New Research Into The "Golden Window" For Timing Embryo Transfer
13 October 2021
13 October 2021
With colleagues from Melbourne’s , Professor Rombauts and Provessor Vollenhoven have helped identified a Teflon-like molecule that makes the surface of the womb slippery and prevents embryos from implanting. The team also discovered that the levels of this molecule on the womb’s surface decrease at a certain point in the menstrual cycle, allowing the womb to become sticker and therefore improving the chances of implantation.
The researchers examined levels of the anti-implantation molecule, known as podocalyxin (PCX), in the endometrium of 81 women undergoing IVF treatment.

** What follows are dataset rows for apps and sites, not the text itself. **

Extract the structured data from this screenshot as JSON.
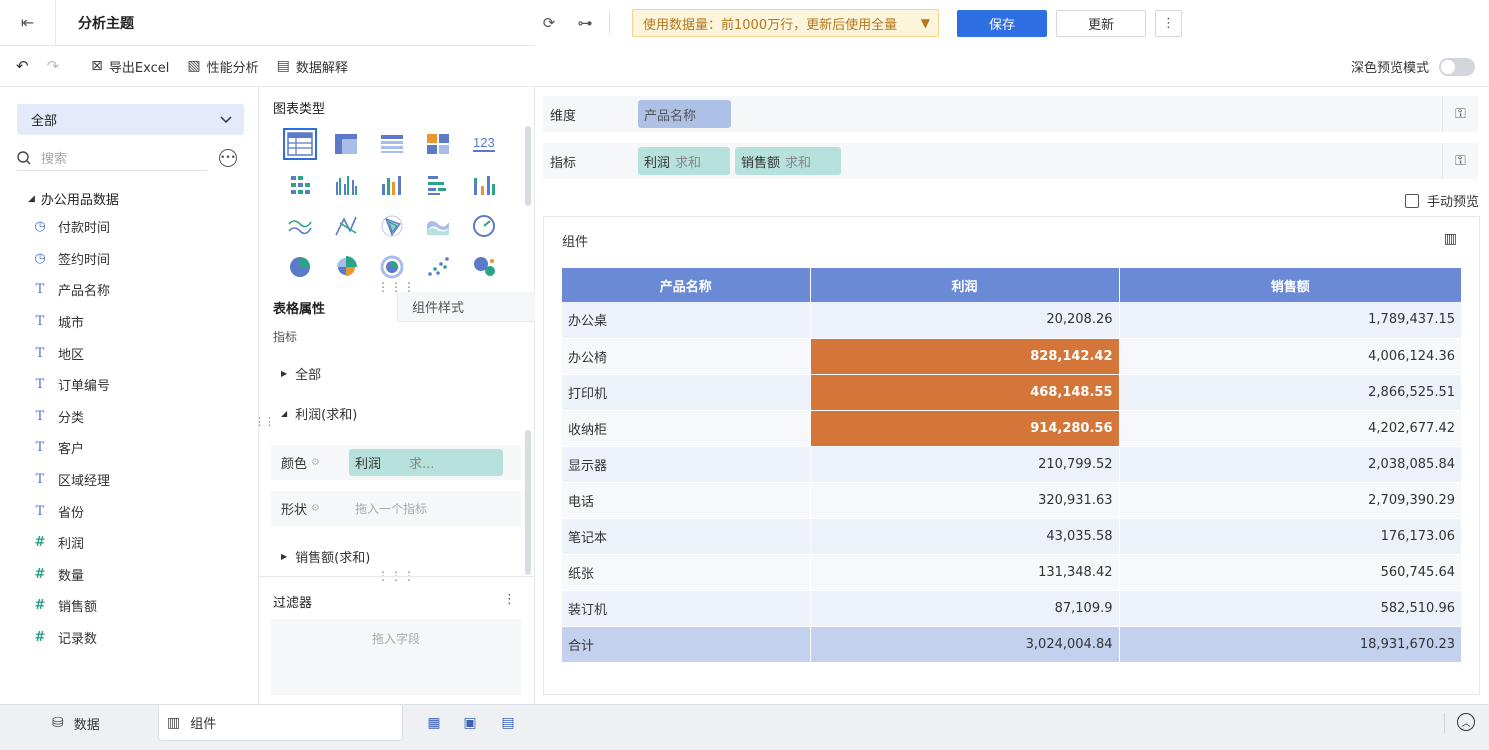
{
  "header": {
    "title": "分析主题",
    "notice": "使用数据量：前1000万行，更新后使用全量",
    "save_label": "保存",
    "update_label": "更新",
    "more_label": "⋮"
  },
  "toolbar": {
    "export_label": "导出Excel",
    "perf_label": "性能分析",
    "explain_label": "数据解释",
    "dark_mode_label": "深色预览模式"
  },
  "left": {
    "select_value": "全部",
    "search_placeholder": "搜索",
    "dataset": "办公用品数据",
    "fields": [
      {
        "name": "付款时间",
        "type": "time"
      },
      {
        "name": "签约时间",
        "type": "time"
      },
      {
        "name": "产品名称",
        "type": "text"
      },
      {
        "name": "城市",
        "type": "text"
      },
      {
        "name": "地区",
        "type": "text"
      },
      {
        "name": "订单编号",
        "type": "text"
      },
      {
        "name": "分类",
        "type": "text"
      },
      {
        "name": "客户",
        "type": "text"
      },
      {
        "name": "区域经理",
        "type": "text"
      },
      {
        "name": "省份",
        "type": "text"
      },
      {
        "name": "利润",
        "type": "num"
      },
      {
        "name": "数量",
        "type": "num"
      },
      {
        "name": "销售额",
        "type": "num"
      },
      {
        "name": "记录数",
        "type": "num"
      }
    ]
  },
  "middle": {
    "chart_types_title": "图表类型",
    "tab_table_props": "表格属性",
    "tab_widget_style": "组件样式",
    "section_label": "指标",
    "all_label": "全部",
    "profit_label": "利润(求和)",
    "color_label": "颜色",
    "color_chip": "利润",
    "color_chip_suffix": "求...",
    "shape_label": "形状",
    "shape_placeholder": "拖入一个指标",
    "sales_label": "销售额(求和)",
    "filter_title": "过滤器",
    "filter_placeholder": "拖入字段"
  },
  "right": {
    "dimension_label": "维度",
    "dimension_pill": "产品名称",
    "measure_label": "指标",
    "measures": [
      {
        "name": "利润",
        "agg": "求和"
      },
      {
        "name": "销售额",
        "agg": "求和"
      }
    ],
    "manual_preview_label": "手动预览",
    "widget_title": "组件",
    "table": {
      "headers": [
        "产品名称",
        "利润",
        "销售额"
      ],
      "rows": [
        {
          "name": "办公桌",
          "profit": "20,208.26",
          "sales": "1,789,437.15",
          "highlight": false
        },
        {
          "name": "办公椅",
          "profit": "828,142.42",
          "sales": "4,006,124.36",
          "highlight": true
        },
        {
          "name": "打印机",
          "profit": "468,148.55",
          "sales": "2,866,525.51",
          "highlight": true
        },
        {
          "name": "收纳柜",
          "profit": "914,280.56",
          "sales": "4,202,677.42",
          "highlight": true
        },
        {
          "name": "显示器",
          "profit": "210,799.52",
          "sales": "2,038,085.84",
          "highlight": false
        },
        {
          "name": "电话",
          "profit": "320,931.63",
          "sales": "2,709,390.29",
          "highlight": false
        },
        {
          "name": "笔记本",
          "profit": "43,035.58",
          "sales": "176,173.06",
          "highlight": false
        },
        {
          "name": "纸张",
          "profit": "131,348.42",
          "sales": "560,745.64",
          "highlight": false
        },
        {
          "name": "装订机",
          "profit": "87,109.9",
          "sales": "582,510.96",
          "highlight": false
        }
      ],
      "total": {
        "name": "合计",
        "profit": "3,024,004.84",
        "sales": "18,931,670.23"
      }
    }
  },
  "bottom": {
    "tab_data": "数据",
    "tab_widget": "组件"
  },
  "colors": {
    "primary": "#2e6ee3",
    "header_row": "#6a8ad6",
    "highlight": "#d4763a"
  }
}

While the women with low levels of PCX had a 53% pregnancy success rate, those women where the molecule had not been reduced had a success rate of just 18%.
Measuring levels of PCX at the mid-luteal phase could in future lead to a new screening test, which could also be used to determine if someone is infertile.
The research team has already begun work to better understand the role of PCX and how it is regulated in the body, with the aim of developing infertility treatments.
PCX could be picked up through a standard pathology laboratory, making testing for it relatively cost-effective.
Professor Rombauts hope is that the team’s work will deliver a simple test that can help patients and boost the precision and personalisation of IVF treatment.
is the Medical Director of Monash IVF Group. He is a Gynaecologist and a Specialist in Reproductive Endocrinology and Infertility. He practices in Frankston, Melbourne CBD, Mornington, Clayton and Richmond in Victoria. You can book an appointment with Professor Rombauts